I am not the first to pose these questions. When Shelby Foote’s landmark three-volume narrative of the Civil War first appeared back in the 1960s and 1970s, it was praised by the general public but generally panned by academics for its lack of footnotes, no clear thesis, and narrow focus on military action. That he simply told a story in compelling style and focused on the central events in the national drama—the battles which decided the war—was viewed by some as not sophisticated enough for academic use. I dare say the sentiment would be similar among academic historians if such a masterpiece was released today. But I recently found a reference to at least one eminent scholar who at the time raised a note of caution in dismissing such literature as of less value than the rigorous academic study, and I think it is worth noting. In a review of the third volume of the trilogy (The Civil War: A Narrative Vol. 3, Red River to Appomattox) penned by the legendary C. Vann Woodward which  appeared in March 6, 1975 issue of the New York Times, the dean of Southern historians at the time had unabashed praise for Foote’s effort. Further, he counseled that academics might do well to take notice of the accomplishment. I think his words resonate just as clearly today as back then, if not more so:

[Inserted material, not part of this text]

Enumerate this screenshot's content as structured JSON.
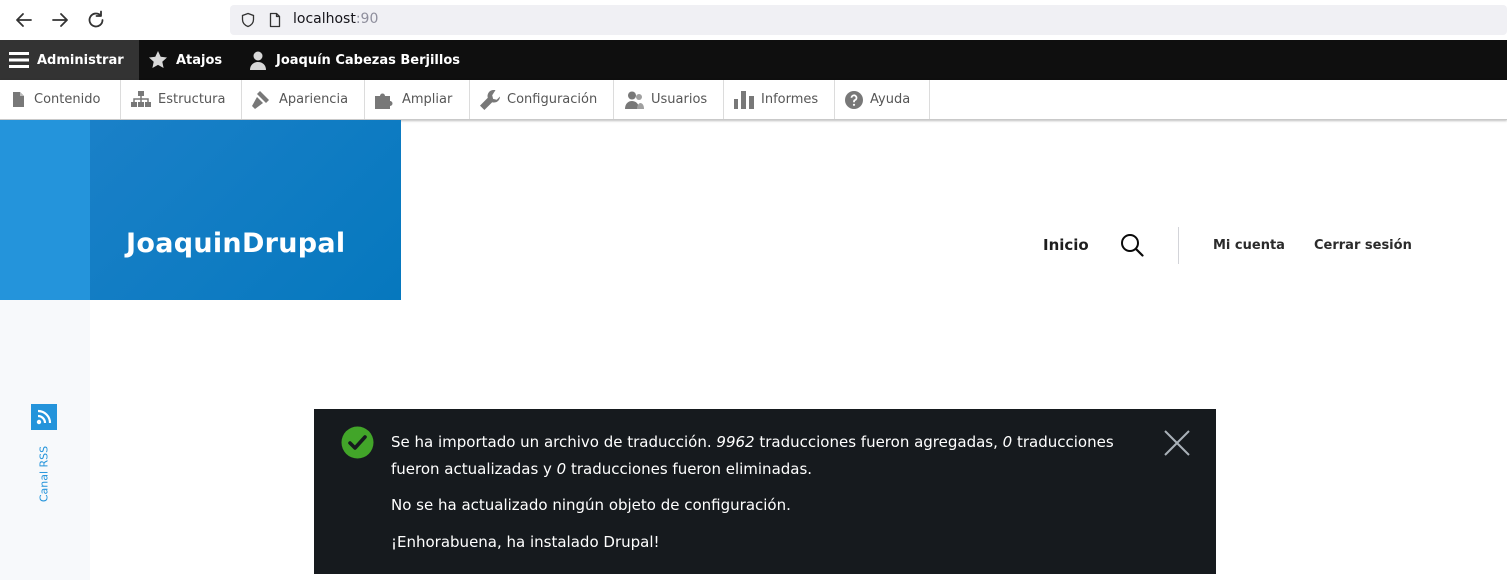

“Professionals do well to apply the term amateur with caution to the historian outside their ranks. The word does have deprecatory and patronizing connotations that occasionally backfire. This is especially true of narrative history, which nonprofessionals have all but taken over. The gradual withering of the narrative impulse in favor of the analytical urge among professional academic historians has resulted in a virtual abdication of the oldest and most honored role of the historian, that of storyteller. Having abdicated—save in the diminishing proportion of biographies in which analysis does not swamp narrative—the professional is in a poor position to patronize amateurs who fulfill the needed function he has abandoned.”

Well said, Dr. Woodward. Historians serve a valuable role in educating society. Perhaps no role is more important than that of storyteller, in my opinion.